hearing your reel scream and telling yourself, “Be patient…be patient”? I have heard it as “the 10 second rule” or “wait for 3 seconds” or “wait for 1-2 feet of line pulling off your reel.”
On that day, a fisherman was born; if it has fins and swims, I want to cast a fly in its direction and see what happens.
I’ve never been able to get a handle on the value metrics we attribute to fish. Why do we consider certain salmonid species more desirable than others? Would we think that way if we hadn’t been influenced and acculturated with the prevailing notions of others?
Staying the Course with the Dry Fly Through the New Normal of Low Expectations.
The idea behind these Guide Gossip articles is to help you along your journey and allow you to understand your style and why you do what you do. Some anglers just fish a certain way because it feels good, or you have seen it before, maybe a guide told you to do so. This may help you expedite understanding of what fishing a “soft rod” means and or why you might choose to fish this way.
ice. Isolating yourself from these places is not the answer. Staying connected – as hard as it may be – is how to be a part of the solution.
What do you do when you flub your cast? Fix it with a mend, strip in and re-cast, or do nothing?
If you have a ‘player’ fish what are your first steps to your approach to get it to come back?
I asked fourteen EXCEPTIONAL spey guides from the most infamous West Coast steelhead rivers the same questions. Every guide was given the task of answering sixteen questions, some with a specific river in mind and others just as a general guide of steelhead tactics.

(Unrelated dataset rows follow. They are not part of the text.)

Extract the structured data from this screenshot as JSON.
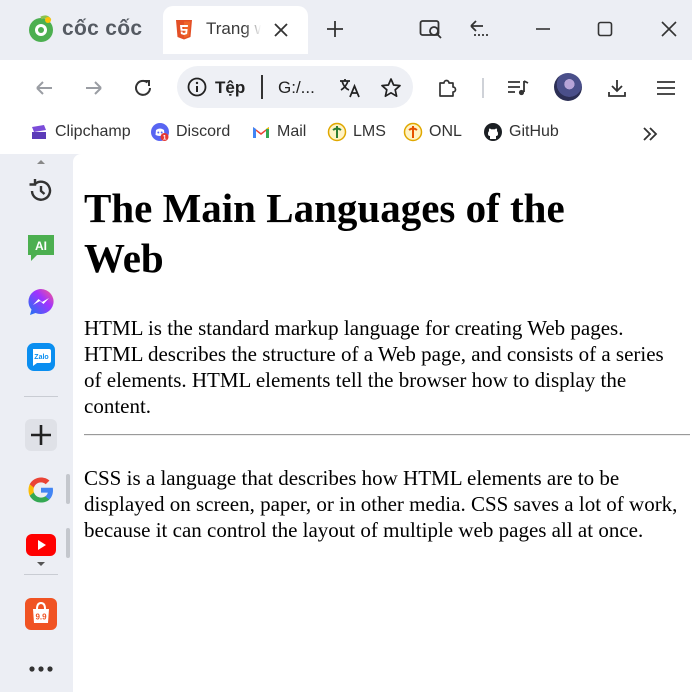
{
  "browser": {
    "brand_name": "cốc cốc",
    "tab": {
      "title": "Trang web"
    },
    "omnibox": {
      "scheme_label": "Tệp",
      "url": "G:/..."
    }
  },
  "bookmarks": [
    {
      "label": "Clipchamp",
      "icon": "clipchamp-icon"
    },
    {
      "label": "Discord",
      "icon": "discord-icon",
      "badge": "1"
    },
    {
      "label": "Mail",
      "icon": "gmail-icon"
    },
    {
      "label": "LMS",
      "icon": "lms-icon"
    },
    {
      "label": "ONL",
      "icon": "onl-icon"
    },
    {
      "label": "GitHub",
      "icon": "github-icon"
    }
  ],
  "sidebar": {
    "items": [
      "history-icon",
      "ai-chat-icon",
      "messenger-icon",
      "zalo-icon",
      "add-icon",
      "google-icon",
      "youtube-icon",
      "shopee-icon",
      "more-icon"
    ],
    "ai_label": "AI",
    "zalo_label": "Zalo",
    "shopee_label": "9.9"
  },
  "page": {
    "heading": "The Main Languages of the Web",
    "paragraph1": "HTML is the standard markup language for creating Web pages. HTML describes the structure of a Web page, and consists of a series of elements. HTML elements tell the browser how to display the content.",
    "paragraph2": "CSS is a language that describes how HTML elements are to be displayed on screen, paper, or in other media. CSS saves a lot of work, because it can control the layout of multiple web pages all at once."
  },
  "colors": {
    "chrome_bg": "#eceef4",
    "coccoc_green": "#4caf50",
    "html5_orange": "#e34f26"
  }
}
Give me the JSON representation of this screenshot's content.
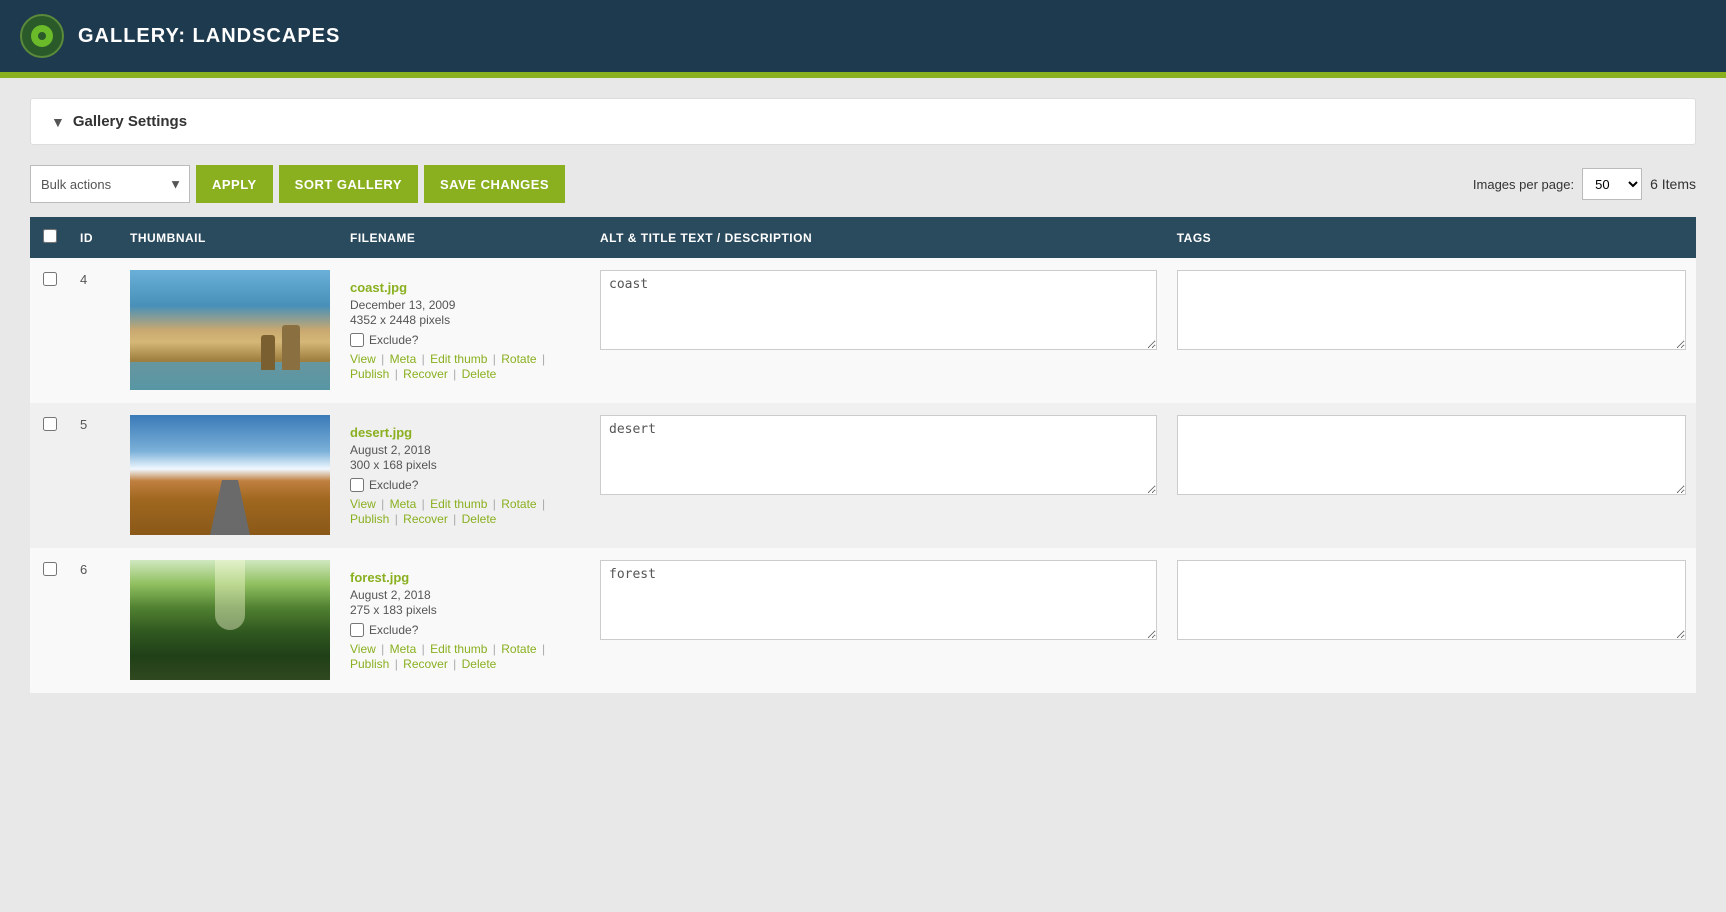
{
  "header": {
    "title": "GALLERY: LANDSCAPES",
    "logo_alt": "gallery-logo"
  },
  "settings": {
    "section_title": "Gallery Settings",
    "arrow": "▼"
  },
  "toolbar": {
    "bulk_actions_label": "Bulk actions",
    "apply_label": "APPLY",
    "sort_gallery_label": "SORT GALLERY",
    "save_changes_label": "SAVE CHANGES",
    "images_per_page_label": "Images per page:",
    "per_page_value": "50",
    "items_count": "6 Items"
  },
  "table": {
    "columns": [
      "",
      "ID",
      "THUMBNAIL",
      "FILENAME",
      "ALT & TITLE TEXT / DESCRIPTION",
      "TAGS"
    ],
    "rows": [
      {
        "id": "4",
        "filename": "coast.jpg",
        "date": "December 13, 2009",
        "dimensions": "4352 x 2448 pixels",
        "alt_text": "coast",
        "exclude_label": "Exclude?",
        "actions": [
          "View",
          "Meta",
          "Edit thumb",
          "Rotate",
          "Publish",
          "Recover",
          "Delete"
        ],
        "thumb_type": "coast"
      },
      {
        "id": "5",
        "filename": "desert.jpg",
        "date": "August 2, 2018",
        "dimensions": "300 x 168 pixels",
        "alt_text": "desert",
        "exclude_label": "Exclude?",
        "actions": [
          "View",
          "Meta",
          "Edit thumb",
          "Rotate",
          "Publish",
          "Recover",
          "Delete"
        ],
        "thumb_type": "desert"
      },
      {
        "id": "6",
        "filename": "forest.jpg",
        "date": "August 2, 2018",
        "dimensions": "275 x 183 pixels",
        "alt_text": "forest",
        "exclude_label": "Exclude?",
        "actions": [
          "View",
          "Meta",
          "Edit thumb",
          "Rotate",
          "Publish",
          "Recover",
          "Delete"
        ],
        "thumb_type": "forest"
      }
    ]
  },
  "colors": {
    "header_bg": "#1e3a4f",
    "accent_bar": "#8ab020",
    "table_header_bg": "#2a4a5e",
    "link_green": "#8ab020"
  }
}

It’s the question we think every time we open our fly box; the question we think of when you have been fishing all day with nothing to speak of; the question we think when your buddy hooks a fish behind you; the question we all lucidly dream about: Does the fly matter?
What Happens When a Steelhead Season is Lost? Derek Botchford, owner of the Frontier Steelhead Experience, says it best: “Similar to good health—we tend to take it for granted until it’s gone.”
“A skater, unless the zombie apocalypse is happening and I need to eat, then a dirty black leech with an orange cone head.” -Dax Messett